Extracted records

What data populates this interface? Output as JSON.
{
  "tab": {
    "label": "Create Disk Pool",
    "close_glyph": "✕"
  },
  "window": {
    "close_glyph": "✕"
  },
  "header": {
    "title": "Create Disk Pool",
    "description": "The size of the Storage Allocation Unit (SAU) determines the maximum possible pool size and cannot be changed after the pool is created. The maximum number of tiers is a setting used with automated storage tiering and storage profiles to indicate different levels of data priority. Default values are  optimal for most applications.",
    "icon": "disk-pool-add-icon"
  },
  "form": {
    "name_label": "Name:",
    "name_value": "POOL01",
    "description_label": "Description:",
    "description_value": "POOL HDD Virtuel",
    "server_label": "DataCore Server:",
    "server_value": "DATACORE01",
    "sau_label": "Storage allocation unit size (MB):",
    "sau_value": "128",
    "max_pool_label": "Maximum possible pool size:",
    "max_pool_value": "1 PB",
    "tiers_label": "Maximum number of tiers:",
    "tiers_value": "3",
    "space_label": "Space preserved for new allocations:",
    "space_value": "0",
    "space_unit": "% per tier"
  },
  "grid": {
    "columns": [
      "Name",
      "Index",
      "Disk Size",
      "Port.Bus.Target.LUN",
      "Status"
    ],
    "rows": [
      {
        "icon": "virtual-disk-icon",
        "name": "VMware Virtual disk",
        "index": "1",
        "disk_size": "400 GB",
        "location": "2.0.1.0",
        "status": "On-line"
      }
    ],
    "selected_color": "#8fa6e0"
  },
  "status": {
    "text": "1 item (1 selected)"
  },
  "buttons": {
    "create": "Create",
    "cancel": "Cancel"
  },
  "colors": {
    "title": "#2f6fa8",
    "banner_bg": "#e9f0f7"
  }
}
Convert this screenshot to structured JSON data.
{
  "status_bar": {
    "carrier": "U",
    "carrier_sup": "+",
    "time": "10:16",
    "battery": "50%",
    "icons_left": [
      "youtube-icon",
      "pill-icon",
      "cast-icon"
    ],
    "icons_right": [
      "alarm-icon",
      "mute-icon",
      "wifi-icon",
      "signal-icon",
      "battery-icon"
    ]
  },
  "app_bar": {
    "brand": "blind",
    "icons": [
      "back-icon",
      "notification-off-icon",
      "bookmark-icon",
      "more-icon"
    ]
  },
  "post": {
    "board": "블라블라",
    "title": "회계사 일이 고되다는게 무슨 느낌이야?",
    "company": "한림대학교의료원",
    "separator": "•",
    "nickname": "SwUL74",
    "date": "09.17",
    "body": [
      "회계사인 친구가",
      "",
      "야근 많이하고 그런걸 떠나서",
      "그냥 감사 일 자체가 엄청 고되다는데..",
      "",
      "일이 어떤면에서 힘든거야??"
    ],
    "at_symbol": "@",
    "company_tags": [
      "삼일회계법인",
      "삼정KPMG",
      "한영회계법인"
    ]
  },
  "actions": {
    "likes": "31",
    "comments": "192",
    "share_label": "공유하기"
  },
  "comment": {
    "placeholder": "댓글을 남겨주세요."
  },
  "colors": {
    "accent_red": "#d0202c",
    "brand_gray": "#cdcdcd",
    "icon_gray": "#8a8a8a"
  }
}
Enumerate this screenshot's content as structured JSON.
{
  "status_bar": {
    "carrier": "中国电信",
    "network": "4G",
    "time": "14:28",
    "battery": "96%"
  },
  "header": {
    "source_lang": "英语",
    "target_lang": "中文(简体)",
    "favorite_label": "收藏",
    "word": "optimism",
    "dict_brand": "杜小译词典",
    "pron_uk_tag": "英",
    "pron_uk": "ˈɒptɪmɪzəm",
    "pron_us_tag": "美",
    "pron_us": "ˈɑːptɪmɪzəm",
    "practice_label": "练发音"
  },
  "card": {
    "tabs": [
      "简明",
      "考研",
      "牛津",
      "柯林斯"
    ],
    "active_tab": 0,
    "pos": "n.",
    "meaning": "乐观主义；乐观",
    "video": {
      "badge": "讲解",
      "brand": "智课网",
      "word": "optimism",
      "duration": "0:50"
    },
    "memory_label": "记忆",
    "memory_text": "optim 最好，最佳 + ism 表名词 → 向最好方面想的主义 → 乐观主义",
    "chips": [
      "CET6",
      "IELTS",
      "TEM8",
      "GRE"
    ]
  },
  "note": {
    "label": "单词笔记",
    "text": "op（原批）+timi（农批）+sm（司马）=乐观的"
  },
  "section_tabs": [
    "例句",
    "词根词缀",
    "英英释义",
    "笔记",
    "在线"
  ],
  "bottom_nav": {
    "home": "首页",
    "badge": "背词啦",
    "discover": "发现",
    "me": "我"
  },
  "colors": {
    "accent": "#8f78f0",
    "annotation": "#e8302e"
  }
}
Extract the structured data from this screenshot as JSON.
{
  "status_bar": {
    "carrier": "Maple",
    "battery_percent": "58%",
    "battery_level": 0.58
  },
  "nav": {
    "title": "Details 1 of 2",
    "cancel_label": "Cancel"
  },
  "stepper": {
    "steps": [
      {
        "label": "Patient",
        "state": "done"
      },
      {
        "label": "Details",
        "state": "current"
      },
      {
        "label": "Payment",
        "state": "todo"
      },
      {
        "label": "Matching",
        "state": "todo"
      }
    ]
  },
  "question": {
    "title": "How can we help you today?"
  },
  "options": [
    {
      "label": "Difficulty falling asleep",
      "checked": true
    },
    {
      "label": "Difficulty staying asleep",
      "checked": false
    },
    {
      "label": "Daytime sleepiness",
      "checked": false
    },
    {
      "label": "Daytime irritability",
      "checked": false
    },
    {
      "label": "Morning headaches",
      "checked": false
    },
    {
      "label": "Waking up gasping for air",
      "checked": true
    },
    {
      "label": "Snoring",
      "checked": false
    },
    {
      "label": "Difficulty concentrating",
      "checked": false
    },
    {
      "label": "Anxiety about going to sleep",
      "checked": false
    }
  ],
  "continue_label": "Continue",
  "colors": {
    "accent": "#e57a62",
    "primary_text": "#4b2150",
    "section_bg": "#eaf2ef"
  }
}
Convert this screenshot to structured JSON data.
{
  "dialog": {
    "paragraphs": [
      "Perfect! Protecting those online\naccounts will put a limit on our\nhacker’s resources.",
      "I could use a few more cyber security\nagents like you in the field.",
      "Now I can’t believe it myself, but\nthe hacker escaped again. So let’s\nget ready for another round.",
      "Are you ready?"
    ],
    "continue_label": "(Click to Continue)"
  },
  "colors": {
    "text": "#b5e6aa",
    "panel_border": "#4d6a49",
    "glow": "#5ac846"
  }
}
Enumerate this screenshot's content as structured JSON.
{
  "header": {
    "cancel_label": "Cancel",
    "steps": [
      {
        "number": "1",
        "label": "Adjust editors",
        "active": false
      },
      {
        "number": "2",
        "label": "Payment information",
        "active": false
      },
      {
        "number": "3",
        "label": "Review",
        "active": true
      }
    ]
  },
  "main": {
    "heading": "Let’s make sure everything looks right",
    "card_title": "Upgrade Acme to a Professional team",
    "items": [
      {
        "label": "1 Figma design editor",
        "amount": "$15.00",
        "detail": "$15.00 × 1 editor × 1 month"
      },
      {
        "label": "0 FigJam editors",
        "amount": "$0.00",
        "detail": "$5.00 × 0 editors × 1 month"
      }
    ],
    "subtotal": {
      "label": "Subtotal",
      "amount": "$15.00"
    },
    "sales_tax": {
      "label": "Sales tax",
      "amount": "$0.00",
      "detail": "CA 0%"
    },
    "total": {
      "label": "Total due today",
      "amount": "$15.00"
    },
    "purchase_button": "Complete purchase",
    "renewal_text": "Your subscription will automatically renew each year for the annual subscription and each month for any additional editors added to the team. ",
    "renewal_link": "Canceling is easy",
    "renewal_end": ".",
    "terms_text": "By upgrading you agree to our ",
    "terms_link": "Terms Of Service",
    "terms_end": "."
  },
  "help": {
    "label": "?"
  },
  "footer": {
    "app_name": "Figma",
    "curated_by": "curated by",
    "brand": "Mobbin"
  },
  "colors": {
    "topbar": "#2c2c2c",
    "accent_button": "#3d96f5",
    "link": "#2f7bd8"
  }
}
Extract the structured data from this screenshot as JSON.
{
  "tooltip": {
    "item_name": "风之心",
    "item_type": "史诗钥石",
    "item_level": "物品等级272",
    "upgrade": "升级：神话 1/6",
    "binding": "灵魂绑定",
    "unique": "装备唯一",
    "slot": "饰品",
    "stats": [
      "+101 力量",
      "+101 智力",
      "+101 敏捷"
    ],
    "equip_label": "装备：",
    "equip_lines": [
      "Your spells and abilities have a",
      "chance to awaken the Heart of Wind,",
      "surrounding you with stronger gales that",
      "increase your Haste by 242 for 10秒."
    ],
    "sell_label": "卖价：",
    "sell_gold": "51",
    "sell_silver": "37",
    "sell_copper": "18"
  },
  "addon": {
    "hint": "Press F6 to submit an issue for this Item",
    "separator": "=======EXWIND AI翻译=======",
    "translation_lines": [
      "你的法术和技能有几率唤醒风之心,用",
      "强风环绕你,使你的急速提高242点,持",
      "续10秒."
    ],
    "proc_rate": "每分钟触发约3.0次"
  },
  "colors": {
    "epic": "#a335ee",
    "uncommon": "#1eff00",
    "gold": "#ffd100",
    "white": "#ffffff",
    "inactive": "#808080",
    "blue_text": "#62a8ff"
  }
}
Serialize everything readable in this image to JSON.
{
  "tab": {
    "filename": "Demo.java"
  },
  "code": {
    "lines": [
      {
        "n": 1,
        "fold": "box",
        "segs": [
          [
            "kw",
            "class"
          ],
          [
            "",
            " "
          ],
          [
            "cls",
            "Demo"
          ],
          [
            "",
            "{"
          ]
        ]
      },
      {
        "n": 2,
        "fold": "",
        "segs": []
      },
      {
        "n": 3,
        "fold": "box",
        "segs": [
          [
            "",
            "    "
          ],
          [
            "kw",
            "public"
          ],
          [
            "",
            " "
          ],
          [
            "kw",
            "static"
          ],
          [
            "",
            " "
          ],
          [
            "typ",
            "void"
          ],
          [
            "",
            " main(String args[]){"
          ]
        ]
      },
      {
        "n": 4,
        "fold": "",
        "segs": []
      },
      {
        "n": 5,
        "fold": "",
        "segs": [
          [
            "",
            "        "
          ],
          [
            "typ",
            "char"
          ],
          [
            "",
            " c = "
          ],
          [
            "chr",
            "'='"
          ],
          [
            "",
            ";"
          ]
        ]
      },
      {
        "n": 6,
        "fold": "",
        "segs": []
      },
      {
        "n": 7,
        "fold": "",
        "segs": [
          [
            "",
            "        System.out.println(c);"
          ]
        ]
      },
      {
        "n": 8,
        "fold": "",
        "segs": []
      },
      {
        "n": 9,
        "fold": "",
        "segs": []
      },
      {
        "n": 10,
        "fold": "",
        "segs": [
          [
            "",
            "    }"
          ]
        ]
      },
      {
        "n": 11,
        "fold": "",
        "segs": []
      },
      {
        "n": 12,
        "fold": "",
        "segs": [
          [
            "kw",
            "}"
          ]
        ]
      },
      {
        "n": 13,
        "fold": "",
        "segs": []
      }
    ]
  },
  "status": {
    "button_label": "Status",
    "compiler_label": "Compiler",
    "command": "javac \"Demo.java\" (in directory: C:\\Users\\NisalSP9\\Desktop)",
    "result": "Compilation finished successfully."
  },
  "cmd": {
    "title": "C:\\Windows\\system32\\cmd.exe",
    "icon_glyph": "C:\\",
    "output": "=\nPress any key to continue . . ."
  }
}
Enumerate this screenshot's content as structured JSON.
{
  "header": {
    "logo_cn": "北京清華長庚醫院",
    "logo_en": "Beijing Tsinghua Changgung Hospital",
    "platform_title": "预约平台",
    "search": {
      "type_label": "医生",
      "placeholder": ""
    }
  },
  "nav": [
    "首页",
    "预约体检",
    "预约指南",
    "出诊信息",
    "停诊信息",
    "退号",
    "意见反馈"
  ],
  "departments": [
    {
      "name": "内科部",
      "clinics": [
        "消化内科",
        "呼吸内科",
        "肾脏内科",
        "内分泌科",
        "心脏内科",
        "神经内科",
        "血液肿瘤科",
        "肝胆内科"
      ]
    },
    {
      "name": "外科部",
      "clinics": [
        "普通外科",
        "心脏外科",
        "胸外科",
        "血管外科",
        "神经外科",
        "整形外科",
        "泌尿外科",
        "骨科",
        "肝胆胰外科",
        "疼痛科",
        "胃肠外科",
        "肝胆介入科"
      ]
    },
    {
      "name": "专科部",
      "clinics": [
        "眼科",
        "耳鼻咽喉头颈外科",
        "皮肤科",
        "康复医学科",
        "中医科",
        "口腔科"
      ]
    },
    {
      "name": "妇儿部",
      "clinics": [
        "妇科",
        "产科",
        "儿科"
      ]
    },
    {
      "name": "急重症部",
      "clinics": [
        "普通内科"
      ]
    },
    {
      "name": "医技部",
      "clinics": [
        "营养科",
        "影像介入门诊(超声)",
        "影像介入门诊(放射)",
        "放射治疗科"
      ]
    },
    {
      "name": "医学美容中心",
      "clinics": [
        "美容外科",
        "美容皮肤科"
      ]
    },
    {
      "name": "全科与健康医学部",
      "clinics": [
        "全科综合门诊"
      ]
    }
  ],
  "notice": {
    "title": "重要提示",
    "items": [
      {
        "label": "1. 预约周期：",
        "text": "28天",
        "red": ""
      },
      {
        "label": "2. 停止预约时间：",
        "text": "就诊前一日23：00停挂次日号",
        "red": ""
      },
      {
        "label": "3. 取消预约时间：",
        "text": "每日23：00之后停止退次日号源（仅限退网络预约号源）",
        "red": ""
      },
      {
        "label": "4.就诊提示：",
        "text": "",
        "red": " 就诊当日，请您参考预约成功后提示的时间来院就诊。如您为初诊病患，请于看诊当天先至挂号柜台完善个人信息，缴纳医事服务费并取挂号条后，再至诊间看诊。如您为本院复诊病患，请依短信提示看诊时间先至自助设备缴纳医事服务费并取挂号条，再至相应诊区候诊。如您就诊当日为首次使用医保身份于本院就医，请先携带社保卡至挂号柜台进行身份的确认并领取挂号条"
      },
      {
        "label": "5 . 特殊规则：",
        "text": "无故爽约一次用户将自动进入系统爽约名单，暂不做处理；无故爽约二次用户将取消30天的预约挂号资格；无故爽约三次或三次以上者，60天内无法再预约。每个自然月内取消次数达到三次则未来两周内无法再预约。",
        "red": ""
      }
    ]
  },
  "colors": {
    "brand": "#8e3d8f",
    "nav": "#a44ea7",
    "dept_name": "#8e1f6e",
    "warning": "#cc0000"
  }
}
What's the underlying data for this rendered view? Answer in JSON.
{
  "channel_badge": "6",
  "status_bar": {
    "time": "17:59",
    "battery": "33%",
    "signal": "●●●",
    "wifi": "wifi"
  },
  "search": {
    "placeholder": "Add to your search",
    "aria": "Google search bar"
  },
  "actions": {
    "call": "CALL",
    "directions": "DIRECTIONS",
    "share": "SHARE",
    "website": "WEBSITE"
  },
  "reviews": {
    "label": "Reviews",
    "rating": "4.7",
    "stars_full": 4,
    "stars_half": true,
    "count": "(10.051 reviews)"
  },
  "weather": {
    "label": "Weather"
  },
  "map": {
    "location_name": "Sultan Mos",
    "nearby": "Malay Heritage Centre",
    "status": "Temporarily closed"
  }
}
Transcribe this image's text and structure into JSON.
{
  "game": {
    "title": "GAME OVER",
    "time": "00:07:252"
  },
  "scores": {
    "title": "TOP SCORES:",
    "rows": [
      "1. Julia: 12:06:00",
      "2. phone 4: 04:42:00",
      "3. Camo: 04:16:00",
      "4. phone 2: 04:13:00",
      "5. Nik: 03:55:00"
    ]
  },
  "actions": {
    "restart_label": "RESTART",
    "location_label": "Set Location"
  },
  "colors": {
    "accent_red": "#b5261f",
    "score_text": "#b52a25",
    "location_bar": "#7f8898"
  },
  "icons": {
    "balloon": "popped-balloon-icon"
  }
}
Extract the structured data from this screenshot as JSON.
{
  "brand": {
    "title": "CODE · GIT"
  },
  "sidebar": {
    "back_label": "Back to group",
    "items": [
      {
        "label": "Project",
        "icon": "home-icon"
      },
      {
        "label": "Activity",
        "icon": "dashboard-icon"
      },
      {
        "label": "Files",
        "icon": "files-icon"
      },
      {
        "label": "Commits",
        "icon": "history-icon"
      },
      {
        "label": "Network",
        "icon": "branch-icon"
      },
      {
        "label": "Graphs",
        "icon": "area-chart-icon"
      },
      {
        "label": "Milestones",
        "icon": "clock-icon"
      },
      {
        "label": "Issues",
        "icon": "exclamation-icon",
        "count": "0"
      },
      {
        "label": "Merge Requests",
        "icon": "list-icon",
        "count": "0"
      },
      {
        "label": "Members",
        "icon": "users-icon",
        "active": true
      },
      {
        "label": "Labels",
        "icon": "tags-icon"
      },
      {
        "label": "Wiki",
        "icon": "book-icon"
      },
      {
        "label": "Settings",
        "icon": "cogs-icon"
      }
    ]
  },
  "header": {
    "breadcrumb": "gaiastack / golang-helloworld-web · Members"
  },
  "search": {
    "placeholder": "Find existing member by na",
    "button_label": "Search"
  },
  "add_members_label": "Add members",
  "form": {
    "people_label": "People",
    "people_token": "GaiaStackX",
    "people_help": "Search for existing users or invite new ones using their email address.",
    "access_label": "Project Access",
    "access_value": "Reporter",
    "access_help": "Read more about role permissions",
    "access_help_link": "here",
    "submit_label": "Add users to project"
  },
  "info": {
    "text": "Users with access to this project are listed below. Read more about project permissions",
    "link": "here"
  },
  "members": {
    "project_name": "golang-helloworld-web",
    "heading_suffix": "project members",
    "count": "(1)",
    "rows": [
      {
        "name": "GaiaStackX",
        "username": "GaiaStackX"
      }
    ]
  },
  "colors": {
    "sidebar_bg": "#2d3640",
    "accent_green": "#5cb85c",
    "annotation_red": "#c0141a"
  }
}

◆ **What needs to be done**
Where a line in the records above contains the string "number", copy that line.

◆ **Output of the task**
    "description": "The size of the Storage Allocation Unit (SAU) determines the maximum possible pool size and cannot be changed after the pool is created. The maximum number of tiers is a setting used with automated storage tiering and storage profiles to indicate different levels of data priority. Default values are  optimal for most applications.",
    "tiers_label": "Maximum number of tiers:",
        "number": "1",
        "number": "2",
        "number": "3",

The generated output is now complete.